> **Problem to work on**:
Print the listing below again. Change nothing.

> **Information shown**:
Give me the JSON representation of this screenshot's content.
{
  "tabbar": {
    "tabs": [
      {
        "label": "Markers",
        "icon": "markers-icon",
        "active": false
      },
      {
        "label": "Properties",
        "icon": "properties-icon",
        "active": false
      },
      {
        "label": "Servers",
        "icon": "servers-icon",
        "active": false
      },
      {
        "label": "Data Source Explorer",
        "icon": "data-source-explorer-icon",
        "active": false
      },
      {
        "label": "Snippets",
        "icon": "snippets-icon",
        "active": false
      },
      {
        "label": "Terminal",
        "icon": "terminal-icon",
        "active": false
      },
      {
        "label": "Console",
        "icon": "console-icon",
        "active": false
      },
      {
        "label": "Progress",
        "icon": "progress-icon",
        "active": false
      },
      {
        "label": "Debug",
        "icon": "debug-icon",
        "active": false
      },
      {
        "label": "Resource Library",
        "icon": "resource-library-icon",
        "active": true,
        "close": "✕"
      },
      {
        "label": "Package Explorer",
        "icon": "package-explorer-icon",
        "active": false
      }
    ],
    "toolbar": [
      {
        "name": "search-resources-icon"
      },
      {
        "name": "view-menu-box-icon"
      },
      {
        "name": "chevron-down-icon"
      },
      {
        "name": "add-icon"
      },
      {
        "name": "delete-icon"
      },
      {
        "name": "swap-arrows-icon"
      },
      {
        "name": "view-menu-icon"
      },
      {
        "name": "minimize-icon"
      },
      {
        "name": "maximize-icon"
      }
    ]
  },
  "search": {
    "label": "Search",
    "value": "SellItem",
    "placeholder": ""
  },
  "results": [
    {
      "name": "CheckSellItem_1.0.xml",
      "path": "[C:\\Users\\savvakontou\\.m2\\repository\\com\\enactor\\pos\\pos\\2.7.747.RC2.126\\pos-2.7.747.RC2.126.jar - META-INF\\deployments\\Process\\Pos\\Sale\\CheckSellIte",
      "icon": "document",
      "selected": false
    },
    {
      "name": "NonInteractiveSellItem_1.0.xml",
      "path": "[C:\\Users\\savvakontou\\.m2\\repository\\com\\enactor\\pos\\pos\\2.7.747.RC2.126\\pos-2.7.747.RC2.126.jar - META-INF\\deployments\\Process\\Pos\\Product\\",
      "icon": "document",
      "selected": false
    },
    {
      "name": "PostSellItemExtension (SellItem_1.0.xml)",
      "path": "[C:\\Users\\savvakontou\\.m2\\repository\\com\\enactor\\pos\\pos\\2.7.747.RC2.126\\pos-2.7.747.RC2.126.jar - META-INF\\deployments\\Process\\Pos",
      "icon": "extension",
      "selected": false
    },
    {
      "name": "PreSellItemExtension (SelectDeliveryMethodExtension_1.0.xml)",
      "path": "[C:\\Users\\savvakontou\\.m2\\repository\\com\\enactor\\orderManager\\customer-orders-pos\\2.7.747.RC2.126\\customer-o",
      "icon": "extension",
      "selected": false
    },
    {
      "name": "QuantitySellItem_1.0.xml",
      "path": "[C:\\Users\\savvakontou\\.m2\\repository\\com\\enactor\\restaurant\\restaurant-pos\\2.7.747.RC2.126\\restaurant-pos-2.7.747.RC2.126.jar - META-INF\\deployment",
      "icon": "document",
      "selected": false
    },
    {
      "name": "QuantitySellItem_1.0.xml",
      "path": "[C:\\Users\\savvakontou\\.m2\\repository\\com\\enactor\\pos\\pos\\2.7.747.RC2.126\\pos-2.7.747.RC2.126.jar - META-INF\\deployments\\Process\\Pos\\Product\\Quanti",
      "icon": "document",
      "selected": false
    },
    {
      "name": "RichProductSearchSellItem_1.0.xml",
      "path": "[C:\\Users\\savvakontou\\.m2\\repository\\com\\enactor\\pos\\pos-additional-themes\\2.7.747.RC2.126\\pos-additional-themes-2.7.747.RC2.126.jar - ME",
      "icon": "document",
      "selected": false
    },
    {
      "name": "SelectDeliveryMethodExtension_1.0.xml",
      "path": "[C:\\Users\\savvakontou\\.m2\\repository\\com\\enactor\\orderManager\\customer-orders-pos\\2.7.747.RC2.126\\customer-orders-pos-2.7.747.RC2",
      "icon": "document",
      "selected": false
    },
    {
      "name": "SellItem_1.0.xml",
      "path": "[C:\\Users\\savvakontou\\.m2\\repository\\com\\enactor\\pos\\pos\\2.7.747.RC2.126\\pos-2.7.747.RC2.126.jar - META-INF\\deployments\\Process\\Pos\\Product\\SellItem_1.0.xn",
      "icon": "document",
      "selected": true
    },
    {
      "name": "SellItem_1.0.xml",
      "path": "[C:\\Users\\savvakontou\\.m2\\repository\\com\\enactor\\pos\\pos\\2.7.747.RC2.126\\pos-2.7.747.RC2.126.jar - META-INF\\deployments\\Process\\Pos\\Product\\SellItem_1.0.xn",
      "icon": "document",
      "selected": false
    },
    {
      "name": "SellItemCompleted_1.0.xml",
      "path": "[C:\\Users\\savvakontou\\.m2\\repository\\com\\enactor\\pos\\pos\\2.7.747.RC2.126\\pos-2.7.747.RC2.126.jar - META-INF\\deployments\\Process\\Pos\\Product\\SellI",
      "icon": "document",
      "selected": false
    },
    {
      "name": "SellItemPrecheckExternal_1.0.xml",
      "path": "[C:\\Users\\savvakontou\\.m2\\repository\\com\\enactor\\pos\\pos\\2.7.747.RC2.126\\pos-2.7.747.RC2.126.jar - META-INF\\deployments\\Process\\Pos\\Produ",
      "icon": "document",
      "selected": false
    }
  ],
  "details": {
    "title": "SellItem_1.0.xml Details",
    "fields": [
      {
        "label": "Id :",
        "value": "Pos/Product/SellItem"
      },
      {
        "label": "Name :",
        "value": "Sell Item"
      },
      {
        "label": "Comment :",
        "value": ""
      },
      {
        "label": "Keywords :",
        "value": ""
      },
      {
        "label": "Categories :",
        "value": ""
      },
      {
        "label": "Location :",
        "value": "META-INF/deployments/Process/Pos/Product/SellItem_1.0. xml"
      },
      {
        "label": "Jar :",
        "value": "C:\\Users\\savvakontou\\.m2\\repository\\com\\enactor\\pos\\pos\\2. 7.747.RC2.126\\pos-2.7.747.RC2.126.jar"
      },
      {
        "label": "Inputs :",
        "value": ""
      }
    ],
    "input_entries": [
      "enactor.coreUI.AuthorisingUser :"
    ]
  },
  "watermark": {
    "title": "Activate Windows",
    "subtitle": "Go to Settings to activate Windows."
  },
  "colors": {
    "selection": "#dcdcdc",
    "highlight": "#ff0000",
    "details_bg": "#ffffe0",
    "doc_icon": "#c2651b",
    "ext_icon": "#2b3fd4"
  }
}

> **Your response**:
Give me the JSON representation of this screenshot's content.
{
  "tabbar": {
    "tabs": [
      {
        "label": "Markers",
        "icon": "markers-icon",
        "active": false
      },
      {
        "label": "Properties",
        "icon": "properties-icon",
        "active": false
      },
      {
        "label": "Servers",
        "icon": "servers-icon",
        "active": false
      },
      {
        "label": "Data Source Explorer",
        "icon": "data-source-explorer-icon",
        "active": false
      },
      {
        "label": "Snippets",
        "icon": "snippets-icon",
        "active": false
      },
      {
        "label": "Terminal",
        "icon": "terminal-icon",
        "active": false
      },
      {
        "label": "Console",
        "icon": "console-icon",
        "active": false
      },
      {
        "label": "Progress",
        "icon": "progress-icon",
        "active": false
      },
      {
        "label": "Debug",
        "icon": "debug-icon",
        "active": false
      },
      {
        "label": "Resource Library",
        "icon": "resource-library-icon",
        "active": true,
        "close": "✕"
      },
      {
        "label": "Package Explorer",
        "icon": "package-explorer-icon",
        "active": false
      }
    ],
    "toolbar": [
      {
        "name": "search-resources-icon"
      },
      {
        "name": "view-menu-box-icon"
      },
      {
        "name": "chevron-down-icon"
      },
      {
        "name": "add-icon"
      },
      {
        "name": "delete-icon"
      },
      {
        "name": "swap-arrows-icon"
      },
      {
        "name": "view-menu-icon"
      },
      {
        "name": "minimize-icon"
      },
      {
        "name": "maximize-icon"
      }
    ]
  },
  "search": {
    "label": "Search",
    "value": "SellItem",
    "placeholder": ""
  },
  "results": [
    {
      "name": "CheckSellItem_1.0.xml",
      "path": "[C:\\Users\\savvakontou\\.m2\\repository\\com\\enactor\\pos\\pos\\2.7.747.RC2.126\\pos-2.7.747.RC2.126.jar - META-INF\\deployments\\Process\\Pos\\Sale\\CheckSellIte",
      "icon": "document",
      "selected": false
    },
    {
      "name": "NonInteractiveSellItem_1.0.xml",
      "path": "[C:\\Users\\savvakontou\\.m2\\repository\\com\\enactor\\pos\\pos\\2.7.747.RC2.126\\pos-2.7.747.RC2.126.jar - META-INF\\deployments\\Process\\Pos\\Product\\",
      "icon": "document",
      "selected": false
    },
    {
      "name": "PostSellItemExtension (SellItem_1.0.xml)",
      "path": "[C:\\Users\\savvakontou\\.m2\\repository\\com\\enactor\\pos\\pos\\2.7.747.RC2.126\\pos-2.7.747.RC2.126.jar - META-INF\\deployments\\Process\\Pos",
      "icon": "extension",
      "selected": false
    },
    {
      "name": "PreSellItemExtension (SelectDeliveryMethodExtension_1.0.xml)",
      "path": "[C:\\Users\\savvakontou\\.m2\\repository\\com\\enactor\\orderManager\\customer-orders-pos\\2.7.747.RC2.126\\customer-o",
      "icon": "extension",
      "selected": false
    },
    {
      "name": "QuantitySellItem_1.0.xml",
      "path": "[C:\\Users\\savvakontou\\.m2\\repository\\com\\enactor\\restaurant\\restaurant-pos\\2.7.747.RC2.126\\restaurant-pos-2.7.747.RC2.126.jar - META-INF\\deployment",
      "icon": "document",
      "selected": false
    },
    {
      "name": "QuantitySellItem_1.0.xml",
      "path": "[C:\\Users\\savvakontou\\.m2\\repository\\com\\enactor\\pos\\pos\\2.7.747.RC2.126\\pos-2.7.747.RC2.126.jar - META-INF\\deployments\\Process\\Pos\\Product\\Quanti",
      "icon": "document",
      "selected": false
    },
    {
      "name": "RichProductSearchSellItem_1.0.xml",
      "path": "[C:\\Users\\savvakontou\\.m2\\repository\\com\\enactor\\pos\\pos-additional-themes\\2.7.747.RC2.126\\pos-additional-themes-2.7.747.RC2.126.jar - ME",
      "icon": "document",
      "selected": false
    },
    {
      "name": "SelectDeliveryMethodExtension_1.0.xml",
      "path": "[C:\\Users\\savvakontou\\.m2\\repository\\com\\enactor\\orderManager\\customer-orders-pos\\2.7.747.RC2.126\\customer-orders-pos-2.7.747.RC2",
      "icon": "document",
      "selected": false
    },
    {
      "name": "SellItem_1.0.xml",
      "path": "[C:\\Users\\savvakontou\\.m2\\repository\\com\\enactor\\pos\\pos\\2.7.747.RC2.126\\pos-2.7.747.RC2.126.jar - META-INF\\deployments\\Process\\Pos\\Product\\SellItem_1.0.xn",
      "icon": "document",
      "selected": true
    },
    {
      "name": "SellItem_1.0.xml",
      "path": "[C:\\Users\\savvakontou\\.m2\\repository\\com\\enactor\\pos\\pos\\2.7.747.RC2.126\\pos-2.7.747.RC2.126.jar - META-INF\\deployments\\Process\\Pos\\Product\\SellItem_1.0.xn",
      "icon": "document",
      "selected": false
    },
    {
      "name": "SellItemCompleted_1.0.xml",
      "path": "[C:\\Users\\savvakontou\\.m2\\repository\\com\\enactor\\pos\\pos\\2.7.747.RC2.126\\pos-2.7.747.RC2.126.jar - META-INF\\deployments\\Process\\Pos\\Product\\SellI",
      "icon": "document",
      "selected": false
    },
    {
      "name": "SellItemPrecheckExternal_1.0.xml",
      "path": "[C:\\Users\\savvakontou\\.m2\\repository\\com\\enactor\\pos\\pos\\2.7.747.RC2.126\\pos-2.7.747.RC2.126.jar - META-INF\\deployments\\Process\\Pos\\Produ",
      "icon": "document",
      "selected": false
    }
  ],
  "details": {
    "title": "SellItem_1.0.xml Details",
    "fields": [
      {
        "label": "Id :",
        "value": "Pos/Product/SellItem"
      },
      {
        "label": "Name :",
        "value": "Sell Item"
      },
      {
        "label": "Comment :",
        "value": ""
      },
      {
        "label": "Keywords :",
        "value": ""
      },
      {
        "label": "Categories :",
        "value": ""
      },
      {
        "label": "Location :",
        "value": "META-INF/deployments/Process/Pos/Product/SellItem_1.0. xml"
      },
      {
        "label": "Jar :",
        "value": "C:\\Users\\savvakontou\\.m2\\repository\\com\\enactor\\pos\\pos\\2. 7.747.RC2.126\\pos-2.7.747.RC2.126.jar"
      },
      {
        "label": "Inputs :",
        "value": ""
      }
    ],
    "input_entries": [
      "enactor.coreUI.AuthorisingUser :"
    ]
  },
  "watermark": {
    "title": "Activate Windows",
    "subtitle": "Go to Settings to activate Windows."
  },
  "colors": {
    "selection": "#dcdcdc",
    "highlight": "#ff0000",
    "details_bg": "#ffffe0",
    "doc_icon": "#c2651b",
    "ext_icon": "#2b3fd4"
  }
}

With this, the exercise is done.